pump to cardio (Ricky loves racquetball) to riding versus
training (he thinks riding is more important given the
option), RC didn’t hold back.
I sat in a far corner of the building during the Q&A
session, a fly on the wall so to speak. Of course, it was
hard not to be noticed when Ricky Carmichael looked in
my direction and called me out: “Hey, media guy, don’t
you have any questions? You’re awfully quiet over there.”
My face turned a deep shade of red. I hadn’t been called
out in front of a group since my high school science
teacher scolded me for chatting up the pretty girl in
class. In a panic, I blurted out a question about James
Stewart’s performance-enhancing drug ban. The crowd
leaned in as Ricky gave the question some thought.
Carmichael replied, “The rule is the rule. Everyone want-
ed drug testing implemented. It was implemented, and
there you go. What happened is what happened. One
thing I’ve learned about sports is that people’s memories
are very short.”
It’s not easy to put Ricky Carmichael on the spot, even
when he makes himself vulnerable. He’s a witty prank-
ster to his friends, amiable to strangers, and just as confi-
dent as when he won all those titles. Sure, his vernacular
would make an English teacher cringe, but that’s part
of his charm. At one point he looked at me and said,
“This is fun. I feel like there’s real friendmanship here.” I
howled in laughter, since friendmanship isn’t a word, but
somehow Carmichael made it work.
There are plenty of funny stories from my time at
Camp Carmichael. Ricky addressed his class after completing a drill and mentioned how it would be fun to
skip out on the remaining drills and play-ride instead.
He paused and then said, “Meannie wouldn’t like that,
though, would she? We better not, or else Meannie will
have my butt.” Ricky was referencing his sweet mom
Jeannie, who earned the “Meannie” nickname for cracking the whip on Ricky during his racing career. Those
in Carmichael’s close-knit circle of friends usually took
the brunt of his jokes, with J.H. Leale getting the lion’s
share. Poor guy.
Nine years removed from professional motocross
racing, Ricky is still busy with a myriad of projects.

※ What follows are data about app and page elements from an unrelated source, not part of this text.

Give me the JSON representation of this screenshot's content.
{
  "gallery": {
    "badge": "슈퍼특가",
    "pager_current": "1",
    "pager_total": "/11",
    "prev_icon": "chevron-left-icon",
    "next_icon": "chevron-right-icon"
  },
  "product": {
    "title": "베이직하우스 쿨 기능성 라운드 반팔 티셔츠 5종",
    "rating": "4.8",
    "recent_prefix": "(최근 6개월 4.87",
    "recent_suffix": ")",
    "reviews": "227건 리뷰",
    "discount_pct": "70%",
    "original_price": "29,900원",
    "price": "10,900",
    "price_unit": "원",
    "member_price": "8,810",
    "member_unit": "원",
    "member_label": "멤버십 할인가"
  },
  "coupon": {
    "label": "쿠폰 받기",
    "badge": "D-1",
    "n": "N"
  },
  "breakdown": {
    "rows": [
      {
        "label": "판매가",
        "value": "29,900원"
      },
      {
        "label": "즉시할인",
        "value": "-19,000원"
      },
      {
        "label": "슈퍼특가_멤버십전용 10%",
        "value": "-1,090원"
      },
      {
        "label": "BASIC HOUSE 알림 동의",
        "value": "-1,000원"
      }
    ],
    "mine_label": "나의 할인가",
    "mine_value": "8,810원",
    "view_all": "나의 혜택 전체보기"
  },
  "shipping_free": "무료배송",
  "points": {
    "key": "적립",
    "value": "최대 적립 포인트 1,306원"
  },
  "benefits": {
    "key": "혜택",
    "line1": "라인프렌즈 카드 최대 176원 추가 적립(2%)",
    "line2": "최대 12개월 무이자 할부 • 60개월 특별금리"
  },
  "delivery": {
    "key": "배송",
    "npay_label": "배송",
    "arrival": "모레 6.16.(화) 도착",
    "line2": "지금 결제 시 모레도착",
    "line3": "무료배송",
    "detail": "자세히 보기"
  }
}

He’s a race-team co-owner (RCH Racing), race promoter (Daytona Amateur Supercross), trainer (he’s
The house Ricky
stayed in when he
first started testing
at the farm.
The real GOAT’s goat.